Everything You Need To Know About Chervil | Tree Homes

Chervil is one of the traditional fines herbs, a sensitive, parsley-like plant with a hint of licorice. Chervil is a great partner for brassicas, lettuce, and radishes, but in portion shade, it does best. Try to grow some among tall cabbage and kale rows. Chervil is helpful in repelling slugs. Fresh chervil leaves are valued for their anise aroma and in many good herbal mixtures are a popular component. Fish, chicken, salads, omelets, and sauces are young leaves.
Everything You Need To Know About Chervil | Tree Homes
How to Planting Chervil

Chervil is propagated most frequently by seed. Chervil seed should be planted outdoors approximately two weeks before the last frost. The seeds need light to germinate, so they should be planted outdoors in exposed 1/2-1 inch profound furrows.

In spring and fall, chervil seeds can be sown, Chervil is good for growing in containers or big tubes. The seedlings are too brittle for transplantation, so they should be planted permanently. Sow a cluster of 5 plants just below the soil surface, 12 inches apart in each group, cover with soil and firm down. Keep water at all times with the chervil.  When the seedlings are about 2 inches high, between crops thin to 4 inches.  Partial shade in summer and sun in winter, in a somewhat sheltered region, like under a deciduous tree, is the perfect place for chervil.  It is possible to pick Chervil at any moment of the year.


Some nine weeks after sowing, young leaves should be prepared for harvesting. Cut and use as needed fresh. Alternatively, for winter use, cut leaves and freeze. Once the plant begins to flower, leaves are unusable.


To dry, on a sunny morning, cut a lot of stems, bind them loosely and hang them out of the sun in a dry, airy place. Or, on a cookie sheet at the smallest heat, dry herbs in the oven for 2-3 hours, leaving the window open. Store herbs in a tightly closed glass bottle in a dry, dark place, like a cupboard, when fully dry.

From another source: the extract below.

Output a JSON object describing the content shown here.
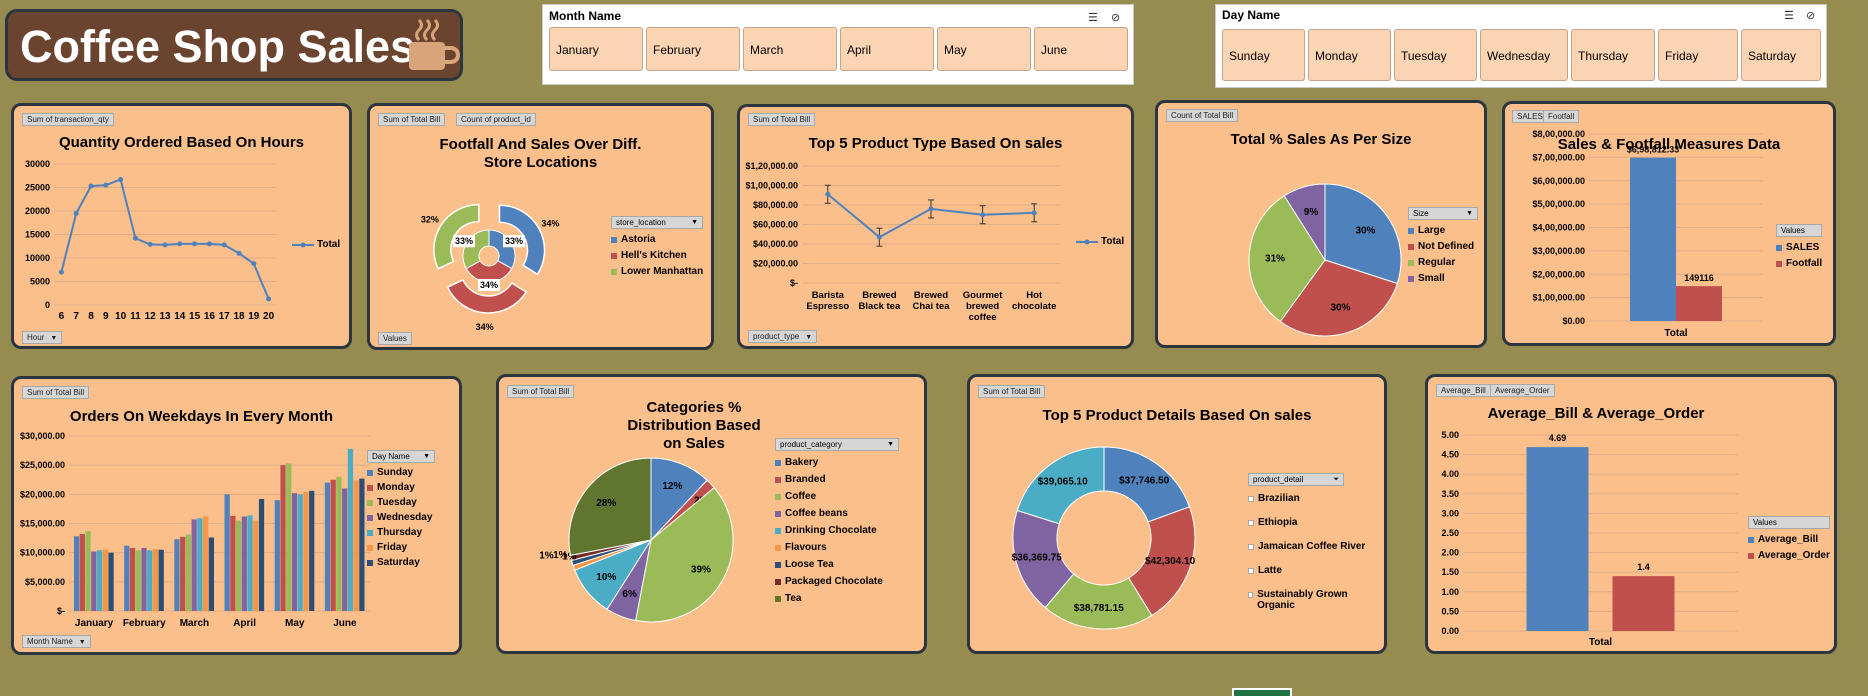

Indoors, too, Chervil develops well. It's best for cooler locations. Keep it away from radiators and heat ducts. Place it in a window where four hours of sunshine a day is received. Don't let your soil dry entirely.